Task brief
Return every line in the entries below where the word "texte" shows up.

Records provided
= = = =
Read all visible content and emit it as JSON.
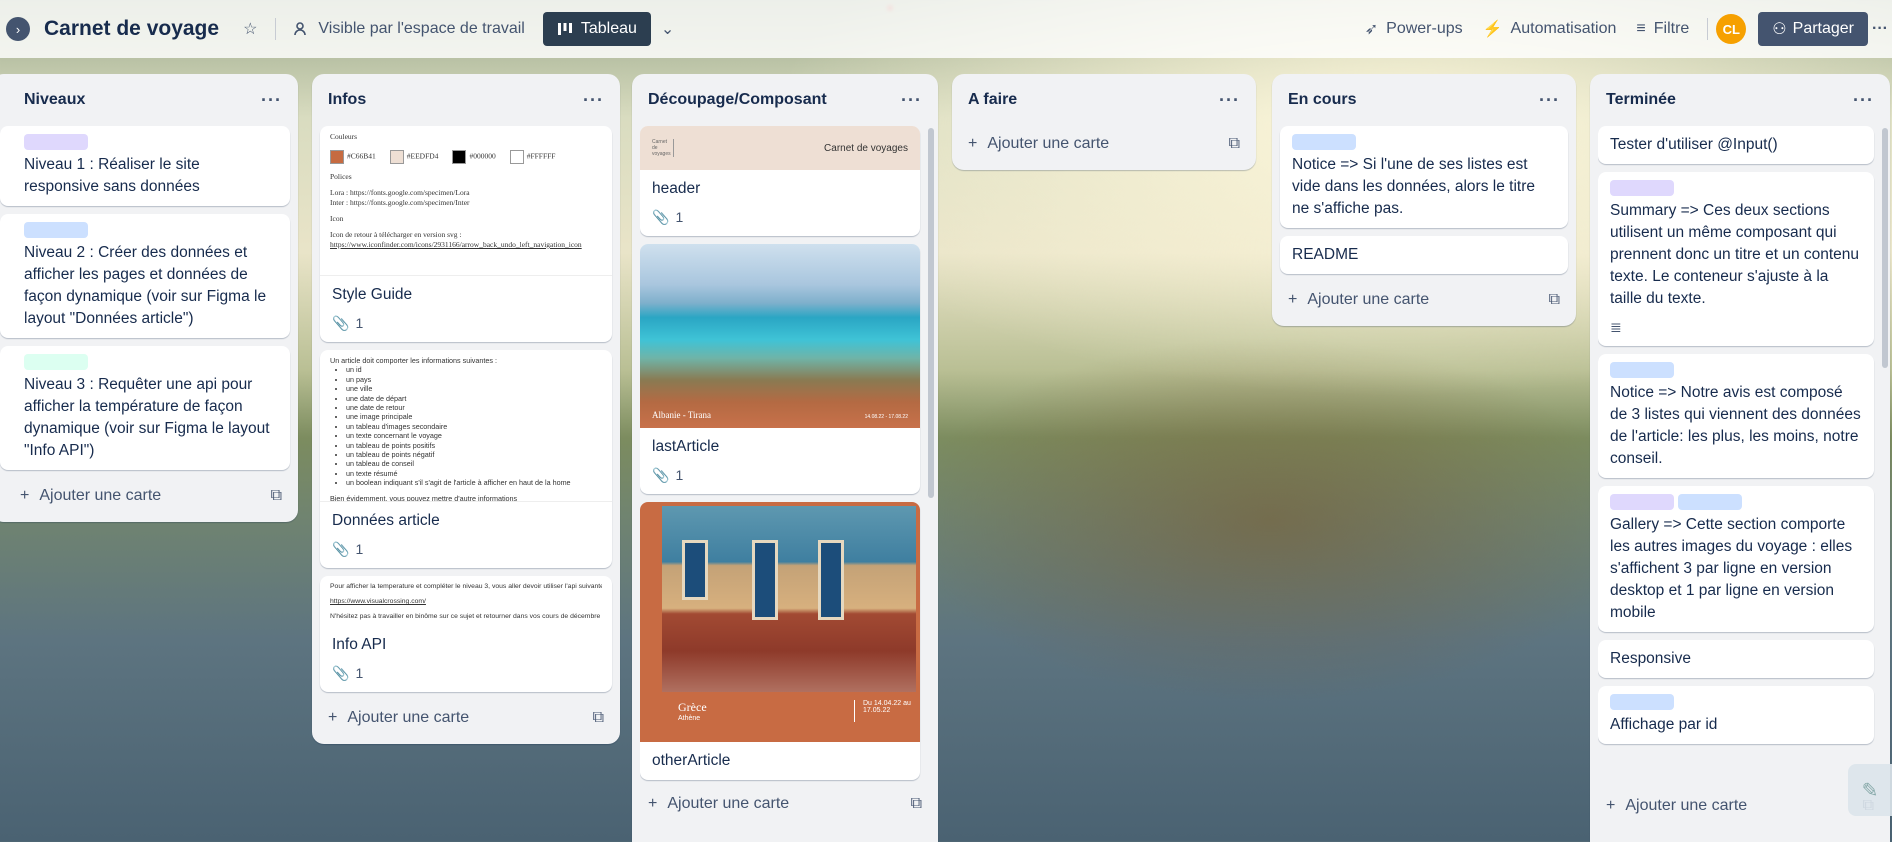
{
  "header": {
    "board_title": "Carnet de voyage",
    "visibility": "Visible par l'espace de travail",
    "view_label": "Tableau",
    "powerups": "Power-ups",
    "automation": "Automatisation",
    "filter": "Filtre",
    "avatar_initials": "CL",
    "share": "Partager"
  },
  "add_card_label": "Ajouter une carte",
  "lists": {
    "niveaux": {
      "title": "Niveaux",
      "cards": [
        {
          "text": "Niveau 1 : Réaliser le site responsive sans données",
          "label_color": "#dfd8fd"
        },
        {
          "text": "Niveau 2 : Créer des données et afficher les pages et données de façon dynamique (voir sur Figma le layout \"Données article\")",
          "label_color": "#cce0ff"
        },
        {
          "text": "Niveau 3 : Requêter une api pour afficher la température de façon dynamique (voir sur Figma le layout \"Info API\")",
          "label_color": "#dcfff1"
        }
      ]
    },
    "infos": {
      "title": "Infos",
      "cards": [
        {
          "title": "Style Guide",
          "attachments": "1",
          "doc": {
            "couleurs": "Couleurs",
            "c1": "#C66B41",
            "c2": "#EEDFD4",
            "c3": "#000000",
            "c4": "#FFFFFF",
            "polices": "Polices",
            "lora": "Lora : https://fonts.google.com/specimen/Lora",
            "inter": "Inter : https://fonts.google.com/specimen/Inter",
            "icon": "Icon",
            "icon_desc": "Icon de retour à télécharger en version svg :",
            "icon_url": "https://www.iconfinder.com/icons/2931166/arrow_back_undo_left_navigation_icon"
          }
        },
        {
          "title": "Données article",
          "attachments": "1",
          "doc": {
            "intro": "Un article doit comporter les informations suivantes :",
            "items": [
              "un id",
              "un pays",
              "une ville",
              "une date de départ",
              "une date de retour",
              "une image principale",
              "un tableau d'images secondaire",
              "un texte concernant le voyage",
              "un tableau de points positifs",
              "un tableau de points négatif",
              "un tableau de conseil",
              "un texte résumé",
              "un boolean indiquant s'il s'agit de l'article à afficher en haut de la home"
            ],
            "outro": "Bien évidemment, vous pouvez mettre d'autre informations"
          }
        },
        {
          "title": "Info API",
          "attachments": "1",
          "doc": {
            "l1": "Pour afficher la temperature et compléter le niveau 3, vous aller devoir utiliser l'api suivante :",
            "l2": "https://www.visualcrossing.com/",
            "l3": "N'hésitez pas à travailler en binôme sur ce sujet et retourner dans vos cours de décembre :)"
          }
        }
      ]
    },
    "decoupage": {
      "title": "Découpage/Composant",
      "cards": [
        {
          "title": "header",
          "attachments": "1",
          "cover_text": "Carnet de voyages",
          "cover_logo": "Carnet de voyages"
        },
        {
          "title": "lastArticle",
          "attachments": "1",
          "cover_caption": "Albanie - Tirana",
          "cover_dates": "14.08.22 - 17.08.22"
        },
        {
          "title": "otherArticle",
          "cover_country": "Grèce",
          "cover_city": "Athène",
          "cover_dates": "Du 14.04.22 au 17.05.22"
        }
      ]
    },
    "a_faire": {
      "title": "A faire"
    },
    "en_cours": {
      "title": "En cours",
      "cards": [
        {
          "text": "Notice => Si l'une de ses listes est vide dans les données, alors le titre ne s'affiche pas.",
          "label_color": "#cce0ff"
        },
        {
          "text": "README"
        }
      ]
    },
    "terminee": {
      "title": "Terminée",
      "cards": [
        {
          "text": "Tester d'utiliser @Input()"
        },
        {
          "text": "Summary => Ces deux sections utilisent un même composant qui prennent donc un titre et un contenu texte. Le conteneur s'ajuste à la taille du texte.",
          "label_color": "#dfd8fd"
        },
        {
          "text": "Notice => Notre avis est composé de 3 listes qui viennent des données de l'article: les plus, les moins, notre conseil.",
          "label_color": "#cce0ff"
        },
        {
          "text": "Gallery => Cette section comporte les autres images du voyage : elles s'affichent 3 par ligne en version desktop et 1 par ligne en version mobile",
          "label_colors": [
            "#dfd8fd",
            "#cce0ff"
          ]
        },
        {
          "text": "Responsive"
        },
        {
          "text": "Affichage par id",
          "label_color": "#cce0ff"
        }
      ]
    }
  }
}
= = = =
Answer area
              "un texte concernant le voyage",
              "un texte résumé",
          "text": "Summary => Ces deux sections utilisent un même composant qui prennent donc un titre et un contenu texte. Le conteneur s'ajuste à la taille du texte.",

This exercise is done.